Rappahannock County lawyer A. Burke Hertz was appointed by the Virgina legislature today to a vacant juvenile judgeship, marking the end of a controversial attempt by a Northern Virginia Democrat to name a Republican to the post.

Hertz, former Falls Church commissioner of revenue and a longtime figure in Northern Virginia Democratic politics, was selected by a 95-0 vote in the House Delegates and a 31-0 vote in the Senate.

He will replace William F. Moffett Jr. as the judge who presides over juvenile and domestic relations cases in the 20th judical district, which comprises portions of Loudoun, Fauquier and Rappahannock counties.

Amid strong criticisim from his party leadership Sen. Charles L. Waddell (D-Loudoun) had struggled unsuccessfully to place Republican Kenneth Rollins, the mayor of Leesburg, in the position.

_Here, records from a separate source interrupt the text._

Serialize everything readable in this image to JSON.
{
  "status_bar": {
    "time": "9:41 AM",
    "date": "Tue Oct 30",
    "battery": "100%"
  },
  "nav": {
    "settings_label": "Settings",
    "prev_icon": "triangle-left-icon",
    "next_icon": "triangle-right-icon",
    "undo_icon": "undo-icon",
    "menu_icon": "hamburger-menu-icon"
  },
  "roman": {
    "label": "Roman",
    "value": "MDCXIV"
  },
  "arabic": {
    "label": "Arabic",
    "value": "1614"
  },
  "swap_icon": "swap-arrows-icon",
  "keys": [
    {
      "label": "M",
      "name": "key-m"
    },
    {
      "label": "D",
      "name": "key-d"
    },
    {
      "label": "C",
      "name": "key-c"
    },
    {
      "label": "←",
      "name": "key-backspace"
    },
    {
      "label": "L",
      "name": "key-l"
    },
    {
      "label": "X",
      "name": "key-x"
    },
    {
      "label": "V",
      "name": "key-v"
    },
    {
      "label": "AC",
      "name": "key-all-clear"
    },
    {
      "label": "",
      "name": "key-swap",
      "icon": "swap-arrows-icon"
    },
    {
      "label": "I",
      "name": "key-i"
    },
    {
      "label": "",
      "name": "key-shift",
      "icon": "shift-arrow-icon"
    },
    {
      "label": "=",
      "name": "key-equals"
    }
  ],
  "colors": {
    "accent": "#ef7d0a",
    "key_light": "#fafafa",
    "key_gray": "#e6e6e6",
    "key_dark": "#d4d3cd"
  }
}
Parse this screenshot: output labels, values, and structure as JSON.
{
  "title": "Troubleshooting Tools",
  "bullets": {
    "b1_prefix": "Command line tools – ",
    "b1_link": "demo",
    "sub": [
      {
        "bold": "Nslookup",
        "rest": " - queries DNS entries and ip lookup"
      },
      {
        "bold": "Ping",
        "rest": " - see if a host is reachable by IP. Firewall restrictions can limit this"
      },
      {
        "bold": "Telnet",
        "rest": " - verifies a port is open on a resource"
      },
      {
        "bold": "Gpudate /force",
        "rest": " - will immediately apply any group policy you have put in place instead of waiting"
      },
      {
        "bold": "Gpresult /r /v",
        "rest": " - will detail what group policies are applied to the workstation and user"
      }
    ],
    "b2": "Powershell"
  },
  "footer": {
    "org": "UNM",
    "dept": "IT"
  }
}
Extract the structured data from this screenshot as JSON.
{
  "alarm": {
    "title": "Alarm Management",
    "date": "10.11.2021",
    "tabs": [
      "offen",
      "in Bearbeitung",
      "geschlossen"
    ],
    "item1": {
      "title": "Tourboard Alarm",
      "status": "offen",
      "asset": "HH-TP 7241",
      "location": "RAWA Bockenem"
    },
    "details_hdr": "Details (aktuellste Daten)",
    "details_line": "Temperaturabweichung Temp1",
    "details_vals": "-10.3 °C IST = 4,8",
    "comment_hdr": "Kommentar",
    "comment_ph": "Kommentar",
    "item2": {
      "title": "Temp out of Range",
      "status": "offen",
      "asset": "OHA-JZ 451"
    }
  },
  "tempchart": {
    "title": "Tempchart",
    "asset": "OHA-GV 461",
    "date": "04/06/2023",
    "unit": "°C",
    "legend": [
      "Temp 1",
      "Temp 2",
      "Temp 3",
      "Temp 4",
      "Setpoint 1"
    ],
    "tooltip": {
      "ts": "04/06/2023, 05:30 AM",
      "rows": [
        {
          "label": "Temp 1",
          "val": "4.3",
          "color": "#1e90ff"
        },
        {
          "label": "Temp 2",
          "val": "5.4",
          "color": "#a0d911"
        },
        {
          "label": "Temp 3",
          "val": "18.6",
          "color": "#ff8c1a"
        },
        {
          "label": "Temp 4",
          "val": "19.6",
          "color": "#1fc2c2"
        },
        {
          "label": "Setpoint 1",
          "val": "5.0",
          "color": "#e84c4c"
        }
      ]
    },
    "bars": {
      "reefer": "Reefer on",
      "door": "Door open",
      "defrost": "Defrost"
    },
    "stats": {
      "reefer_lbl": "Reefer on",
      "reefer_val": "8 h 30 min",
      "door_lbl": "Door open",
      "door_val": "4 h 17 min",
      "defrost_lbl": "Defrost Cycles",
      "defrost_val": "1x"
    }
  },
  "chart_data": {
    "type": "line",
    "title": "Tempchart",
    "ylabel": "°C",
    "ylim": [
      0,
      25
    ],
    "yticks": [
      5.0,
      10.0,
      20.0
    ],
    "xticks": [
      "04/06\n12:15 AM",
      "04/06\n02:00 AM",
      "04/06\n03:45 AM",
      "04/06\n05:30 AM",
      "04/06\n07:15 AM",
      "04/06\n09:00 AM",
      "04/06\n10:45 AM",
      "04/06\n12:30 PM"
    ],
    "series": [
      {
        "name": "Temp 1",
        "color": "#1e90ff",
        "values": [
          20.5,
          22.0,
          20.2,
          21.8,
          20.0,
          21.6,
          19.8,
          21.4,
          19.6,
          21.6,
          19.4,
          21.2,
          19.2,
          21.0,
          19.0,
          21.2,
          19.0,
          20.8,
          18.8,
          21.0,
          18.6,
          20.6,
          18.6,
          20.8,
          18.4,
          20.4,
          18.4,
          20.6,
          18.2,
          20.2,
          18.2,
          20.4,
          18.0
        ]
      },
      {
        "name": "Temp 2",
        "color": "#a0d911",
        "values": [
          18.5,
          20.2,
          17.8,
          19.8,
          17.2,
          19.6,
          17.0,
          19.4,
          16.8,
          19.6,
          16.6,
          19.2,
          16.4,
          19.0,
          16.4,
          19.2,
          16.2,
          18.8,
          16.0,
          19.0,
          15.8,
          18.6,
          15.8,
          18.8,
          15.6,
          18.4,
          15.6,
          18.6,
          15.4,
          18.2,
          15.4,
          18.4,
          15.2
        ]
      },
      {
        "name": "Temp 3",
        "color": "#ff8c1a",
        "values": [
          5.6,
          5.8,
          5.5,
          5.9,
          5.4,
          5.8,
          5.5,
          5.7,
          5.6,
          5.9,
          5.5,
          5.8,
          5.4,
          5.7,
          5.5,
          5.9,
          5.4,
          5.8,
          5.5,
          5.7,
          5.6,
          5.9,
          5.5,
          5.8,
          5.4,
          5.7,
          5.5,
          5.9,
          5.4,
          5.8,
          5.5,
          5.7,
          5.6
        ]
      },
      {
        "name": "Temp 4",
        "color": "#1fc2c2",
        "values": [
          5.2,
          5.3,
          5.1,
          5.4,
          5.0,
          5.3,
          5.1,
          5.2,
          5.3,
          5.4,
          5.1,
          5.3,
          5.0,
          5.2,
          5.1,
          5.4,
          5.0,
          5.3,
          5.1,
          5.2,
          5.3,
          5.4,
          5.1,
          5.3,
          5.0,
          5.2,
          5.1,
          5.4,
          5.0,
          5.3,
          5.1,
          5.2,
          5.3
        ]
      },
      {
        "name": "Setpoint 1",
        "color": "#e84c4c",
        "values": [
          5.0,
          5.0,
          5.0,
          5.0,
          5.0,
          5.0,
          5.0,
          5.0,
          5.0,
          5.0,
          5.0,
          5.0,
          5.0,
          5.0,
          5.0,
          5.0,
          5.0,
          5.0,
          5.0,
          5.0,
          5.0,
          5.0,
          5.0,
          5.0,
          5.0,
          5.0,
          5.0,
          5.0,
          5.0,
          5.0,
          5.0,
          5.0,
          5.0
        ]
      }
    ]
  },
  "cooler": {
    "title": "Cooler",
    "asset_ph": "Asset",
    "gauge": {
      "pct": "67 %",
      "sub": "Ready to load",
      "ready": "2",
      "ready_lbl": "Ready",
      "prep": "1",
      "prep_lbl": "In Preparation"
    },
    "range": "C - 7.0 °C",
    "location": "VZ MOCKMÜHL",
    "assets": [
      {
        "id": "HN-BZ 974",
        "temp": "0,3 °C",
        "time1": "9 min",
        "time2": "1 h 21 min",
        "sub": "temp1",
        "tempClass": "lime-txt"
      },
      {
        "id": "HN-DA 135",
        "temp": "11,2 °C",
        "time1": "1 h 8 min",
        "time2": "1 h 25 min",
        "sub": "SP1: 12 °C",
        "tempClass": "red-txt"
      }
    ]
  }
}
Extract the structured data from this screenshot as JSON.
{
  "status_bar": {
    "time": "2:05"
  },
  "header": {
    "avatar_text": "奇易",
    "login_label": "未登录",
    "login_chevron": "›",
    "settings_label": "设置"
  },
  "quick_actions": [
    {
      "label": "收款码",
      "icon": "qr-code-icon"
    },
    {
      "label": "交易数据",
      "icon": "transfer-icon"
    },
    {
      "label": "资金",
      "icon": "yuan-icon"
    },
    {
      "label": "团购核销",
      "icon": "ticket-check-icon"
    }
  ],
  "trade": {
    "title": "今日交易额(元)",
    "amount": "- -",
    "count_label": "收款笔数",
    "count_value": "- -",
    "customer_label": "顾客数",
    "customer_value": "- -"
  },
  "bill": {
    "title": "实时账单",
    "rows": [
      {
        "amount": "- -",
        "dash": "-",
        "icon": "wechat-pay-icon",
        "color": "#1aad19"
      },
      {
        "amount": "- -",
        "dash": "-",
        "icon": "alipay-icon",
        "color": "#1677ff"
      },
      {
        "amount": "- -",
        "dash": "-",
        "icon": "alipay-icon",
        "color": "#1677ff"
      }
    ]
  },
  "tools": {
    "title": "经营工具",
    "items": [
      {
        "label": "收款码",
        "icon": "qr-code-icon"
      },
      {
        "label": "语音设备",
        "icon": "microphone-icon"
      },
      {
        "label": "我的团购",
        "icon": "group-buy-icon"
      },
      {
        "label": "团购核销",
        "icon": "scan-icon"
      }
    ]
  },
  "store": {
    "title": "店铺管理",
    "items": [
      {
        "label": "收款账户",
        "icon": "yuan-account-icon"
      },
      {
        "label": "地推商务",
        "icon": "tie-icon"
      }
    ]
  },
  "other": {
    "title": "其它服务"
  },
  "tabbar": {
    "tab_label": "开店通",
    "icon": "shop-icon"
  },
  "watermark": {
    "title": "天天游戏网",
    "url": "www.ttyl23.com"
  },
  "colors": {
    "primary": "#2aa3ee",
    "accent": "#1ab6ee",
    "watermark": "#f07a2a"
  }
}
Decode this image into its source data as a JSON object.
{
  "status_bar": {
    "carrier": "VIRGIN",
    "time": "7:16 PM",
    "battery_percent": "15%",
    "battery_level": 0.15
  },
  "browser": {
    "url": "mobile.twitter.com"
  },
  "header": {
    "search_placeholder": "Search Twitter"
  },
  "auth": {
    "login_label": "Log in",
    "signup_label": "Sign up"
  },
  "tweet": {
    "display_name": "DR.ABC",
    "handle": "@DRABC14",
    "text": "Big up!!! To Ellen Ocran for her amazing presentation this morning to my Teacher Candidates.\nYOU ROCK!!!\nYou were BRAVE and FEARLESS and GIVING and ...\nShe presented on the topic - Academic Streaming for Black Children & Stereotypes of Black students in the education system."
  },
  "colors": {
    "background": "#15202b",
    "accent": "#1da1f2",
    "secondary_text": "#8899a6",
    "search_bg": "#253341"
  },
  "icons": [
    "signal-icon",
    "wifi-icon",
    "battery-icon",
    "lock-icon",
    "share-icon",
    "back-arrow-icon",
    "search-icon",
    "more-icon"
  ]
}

A subsequent attempt by Waddell to appoint Democrat George Martin, Leesburg's town attorney came to late to smooth the ruffled feathes of Democratic leaders.

Del. Earl E. Bell (D-Loudoun), one of three Democratic delegates who spearheaded the drive for Hertz, said today that Waddell was "pretty naive" to think he could win the appointment of a Republican judge in the Democrat-dominated state.

"You may be able to keep partisan politics out of it (judgeship selections) at home,"Bell said, "but you're never going to be able to do that in Richmond -- particularly when you've got a Republican governor who went around campaigning against every Democarat."

Rollins last year posed on election challenge to Bell and the other two Democratic delegates, David Brickley and Floyd Bagley. Bell said yesterday that Rollins Republican candidacy made him particularly unacceptable to the legislature's Democratic leadership.

"I kind of feel sorry for Charlie (Waddell)," Bell said, adding that the senator had damaged his political effectiveness in Richmond. "He should have known better."

Waddell, who had portrayed his judicial nominations as a protest against what he saw as an inequitable judgeship selection selections process, said today that "the people of that judicial district and the judiciary of Virginia were the real losers" in the legislature's decision to select Hertz.

He contended that Hertz has not adequately demonstrated his qualifications in the area of juvenile law. Wadell has also argued that the judge for the 20th judicial district should be a resident of Loudoun County, which he said generates about 80 percent of its caseload. Rappahannock County produces only about five percent of the district's work, Waddell said.

Hertz, 59, is a distant relative of Virginia House Majority Leader Thomas W. Moss Jr. A 28-year resident of Falls Church, Hertz was that city's commissioner of revenue for 24 years and also served as a chariman of the Falls Church Democratic Committee. He has also held positions on the Virginia State Democratic Central committee and the 10th District Democratic Committee.

Hertz moved to Flint Hill in Rappahannock County four years ago and maintains law offices in Falls Church and Washington, Va. He will assume the $42,000-a-year position on Feb. 1.

Among other judges selected by the legislature yesterday was Richard t. Horan of Springfield, who was named to a six-year term as a general district judge in Fairfax County. Horan's brother, Robert F. Horan, was recently reelected as chief prosecutor in the county.

Robert Horan said today he saw "no ethical problem at all" with his brother's selection and said he would not appear personally before his brother in his role as country prosecutor.

Barbara M. Ardis of Fairfax City and Johanna M. L. Fitzpatrick of Great Falls also became the first full-time women judges ever selected by the General Assembly to serve in Fairfax County. Both will begin six-year terms on Feb. 1.

Ardis was named to the position of general district court judge, and Fitzpartick will serve as a juvenile and domestic relations judge.